Government permitted development plans need rethink, says CIC
The Construction Industry Council (CIC) has said that government proposals to extend so-called permitted development rights, which will allow more premises to bypass normal planning procedures and be turned into homes, need greater safeguards to protect communities.
CIC, of which CIAT is a member, has set out a number of concerns in its response to the Ministry of the Housing Communities and Local Government Consultation on Supporting housing delivery and public service infrastructure.
The organisation said the proposals could alienate communities by allowing inappropriate development to be foisted on them, whilst not making any contribution to local infrastructure. The CIC also expressed concerns over quality and safety standards and the longer term impact on areas by providing easier routes to deliver new homes without proper regard for placemaking and amenity space.
Professor Tony Crook MBE, Chair of the CIC Housing Panel and Emeritus Professor of Town & Regional Planning at the University of Sheffield, said: "This whole area will need more clarity. Space, quality standards and safety are all areas of concern to us, as is the fact that permitted development does not allow the knitting together of the necessary infrastructure."
He added: "At a time when local resources are stretched, and will become even more so as councils count the cost of the pandemic, we see no reason why permitted development should be an exception to the principle of delivering sufficient infrastructure alongside new housing."
President-Elect Kevin Crawford MCIAT, CIAT representative on the CIC Housing Panel commented: “CIAT supports the views of the Construction Industry Council in their response to government.”
CIC has set out a number of measures to provide confidence to communities and professionals.
Additional safeguards should:
- Introduce more prior approval conditions (conditions that would be required to receive traditional planning consent) as part of the permitted development process.
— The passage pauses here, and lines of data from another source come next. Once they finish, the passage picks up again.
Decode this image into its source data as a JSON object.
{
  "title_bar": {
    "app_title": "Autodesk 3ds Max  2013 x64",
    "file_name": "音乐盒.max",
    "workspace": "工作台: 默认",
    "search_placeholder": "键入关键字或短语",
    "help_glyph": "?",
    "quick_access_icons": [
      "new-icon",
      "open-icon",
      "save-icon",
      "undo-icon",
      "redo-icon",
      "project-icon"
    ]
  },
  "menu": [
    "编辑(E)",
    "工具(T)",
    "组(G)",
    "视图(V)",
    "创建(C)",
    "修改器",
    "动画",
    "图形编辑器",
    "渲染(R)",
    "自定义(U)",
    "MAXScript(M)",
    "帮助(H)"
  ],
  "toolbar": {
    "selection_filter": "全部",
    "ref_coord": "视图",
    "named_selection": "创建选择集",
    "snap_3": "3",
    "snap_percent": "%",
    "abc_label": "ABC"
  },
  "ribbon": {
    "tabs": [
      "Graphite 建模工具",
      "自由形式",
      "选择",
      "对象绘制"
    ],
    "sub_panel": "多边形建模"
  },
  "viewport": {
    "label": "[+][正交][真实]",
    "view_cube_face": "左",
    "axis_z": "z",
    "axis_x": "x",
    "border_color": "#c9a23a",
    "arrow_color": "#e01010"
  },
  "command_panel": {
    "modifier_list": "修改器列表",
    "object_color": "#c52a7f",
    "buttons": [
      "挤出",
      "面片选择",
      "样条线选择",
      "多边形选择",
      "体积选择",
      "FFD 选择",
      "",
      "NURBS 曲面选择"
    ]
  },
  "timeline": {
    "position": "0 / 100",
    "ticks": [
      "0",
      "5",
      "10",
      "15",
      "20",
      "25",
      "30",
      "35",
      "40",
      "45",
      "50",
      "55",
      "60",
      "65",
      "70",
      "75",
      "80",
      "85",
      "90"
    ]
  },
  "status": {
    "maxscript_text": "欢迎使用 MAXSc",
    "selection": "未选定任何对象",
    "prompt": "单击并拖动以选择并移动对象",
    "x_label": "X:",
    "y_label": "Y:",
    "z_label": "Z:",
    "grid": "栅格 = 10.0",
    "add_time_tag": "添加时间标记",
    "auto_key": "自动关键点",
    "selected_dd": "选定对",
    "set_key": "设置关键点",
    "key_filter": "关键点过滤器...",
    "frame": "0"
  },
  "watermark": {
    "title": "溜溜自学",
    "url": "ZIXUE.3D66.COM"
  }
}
These should ensure that space, quality and safety are considered in relation to existing infrastructure and that they comply with the requirements covering materials, amenities and public realm that have been set out in Local Plans.
- Incorporate permitted development for conversion to residential into Local Plans that can be updated regularly – and ensure communities are engaged in this process.
- Ensure housing delivered through permitted development incorporates an element of Community Infrastructure Levy or Section 106, thereby providing contributions towards affordable housing and community infrastructure.
- Ensure that the homes delivered through permitted development are subject to all the checks and balances that will be applied in the new Building Safety legislation. This must include requirements that those buildings which fall under the new Building Safety legislation (currently 18m or more and other higher risk buildings) will be subject to the newly proposed Gateway One checks, even though there is no current requirement for a formal building application to be made at planning stage for permitted development housing schemes.
- Ensure that homes delivered through permitted development are required to meet the new Future Homes Standard.
- Ensure that permitted development comes under the auspices of the New Homes Ombudsman, which CIC has been instrumental in campaigning for through its sponsorship of the All-Party Parliamentary Group for Excellence in the Built Environment. This would safeguard rights of redress of new homeowners in these schemes.